◆ The task ◆
Restate the entries below word for word, leaving nothing out.

--- Source material ---

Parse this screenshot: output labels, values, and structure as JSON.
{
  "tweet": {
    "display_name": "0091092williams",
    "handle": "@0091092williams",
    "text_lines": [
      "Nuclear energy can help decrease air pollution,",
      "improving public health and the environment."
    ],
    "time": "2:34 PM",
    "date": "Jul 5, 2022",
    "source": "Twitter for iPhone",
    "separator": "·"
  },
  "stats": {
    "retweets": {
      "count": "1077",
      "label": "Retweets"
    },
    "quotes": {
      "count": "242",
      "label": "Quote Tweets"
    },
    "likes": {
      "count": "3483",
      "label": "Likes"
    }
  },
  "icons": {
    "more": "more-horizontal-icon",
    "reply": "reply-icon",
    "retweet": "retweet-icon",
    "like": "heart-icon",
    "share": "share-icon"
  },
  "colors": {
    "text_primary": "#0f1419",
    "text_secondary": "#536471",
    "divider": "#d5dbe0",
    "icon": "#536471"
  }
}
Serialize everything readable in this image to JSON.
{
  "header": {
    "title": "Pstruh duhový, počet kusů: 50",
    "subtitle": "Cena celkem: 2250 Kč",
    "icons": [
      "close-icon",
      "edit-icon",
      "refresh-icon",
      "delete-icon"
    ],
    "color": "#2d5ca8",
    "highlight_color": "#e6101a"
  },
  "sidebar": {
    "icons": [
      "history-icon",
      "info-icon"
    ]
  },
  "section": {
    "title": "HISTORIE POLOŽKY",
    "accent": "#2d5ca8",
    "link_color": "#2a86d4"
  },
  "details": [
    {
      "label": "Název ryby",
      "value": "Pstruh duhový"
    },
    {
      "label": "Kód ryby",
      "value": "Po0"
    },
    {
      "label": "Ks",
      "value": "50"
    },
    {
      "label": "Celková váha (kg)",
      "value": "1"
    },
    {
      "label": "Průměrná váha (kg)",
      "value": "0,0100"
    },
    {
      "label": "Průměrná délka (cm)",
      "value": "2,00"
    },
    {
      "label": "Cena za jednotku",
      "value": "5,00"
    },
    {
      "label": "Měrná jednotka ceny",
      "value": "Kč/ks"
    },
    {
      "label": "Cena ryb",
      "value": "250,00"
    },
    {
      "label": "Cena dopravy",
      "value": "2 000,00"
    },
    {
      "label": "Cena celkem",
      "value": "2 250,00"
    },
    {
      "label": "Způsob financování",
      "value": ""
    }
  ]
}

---

◆ Written reply ◆
Parse this screenshot: output labels, values, and structure as JSON.
{
  "tweet": {
    "display_name": "0091092williams",
    "handle": "@0091092williams",
    "text_lines": [
      "Nuclear energy can help decrease air pollution,",
      "improving public health and the environment."
    ],
    "time": "2:34 PM",
    "date": "Jul 5, 2022",
    "source": "Twitter for iPhone",
    "separator": "·"
  },
  "stats": {
    "retweets": {
      "count": "1077",
      "label": "Retweets"
    },
    "quotes": {
      "count": "242",
      "label": "Quote Tweets"
    },
    "likes": {
      "count": "3483",
      "label": "Likes"
    }
  },
  "icons": {
    "more": "more-horizontal-icon",
    "reply": "reply-icon",
    "retweet": "retweet-icon",
    "like": "heart-icon",
    "share": "share-icon"
  },
  "colors": {
    "text_primary": "#0f1419",
    "text_secondary": "#536471",
    "divider": "#d5dbe0",
    "icon": "#536471"
  }
}
Serialize everything readable in this image to JSON.
{
  "header": {
    "title": "Pstruh duhový, počet kusů: 50",
    "subtitle": "Cena celkem: 2250 Kč",
    "icons": [
      "close-icon",
      "edit-icon",
      "refresh-icon",
      "delete-icon"
    ],
    "color": "#2d5ca8",
    "highlight_color": "#e6101a"
  },
  "sidebar": {
    "icons": [
      "history-icon",
      "info-icon"
    ]
  },
  "section": {
    "title": "HISTORIE POLOŽKY",
    "accent": "#2d5ca8",
    "link_color": "#2a86d4"
  },
  "details": [
    {
      "label": "Název ryby",
      "value": "Pstruh duhový"
    },
    {
      "label": "Kód ryby",
      "value": "Po0"
    },
    {
      "label": "Ks",
      "value": "50"
    },
    {
      "label": "Celková váha (kg)",
      "value": "1"
    },
    {
      "label": "Průměrná váha (kg)",
      "value": "0,0100"
    },
    {
      "label": "Průměrná délka (cm)",
      "value": "2,00"
    },
    {
      "label": "Cena za jednotku",
      "value": "5,00"
    },
    {
      "label": "Měrná jednotka ceny",
      "value": "Kč/ks"
    },
    {
      "label": "Cena ryb",
      "value": "250,00"
    },
    {
      "label": "Cena dopravy",
      "value": "2 000,00"
    },
    {
      "label": "Cena celkem",
      "value": "2 250,00"
    },
    {
      "label": "Způsob financování",
      "value": ""
    }
  ]
}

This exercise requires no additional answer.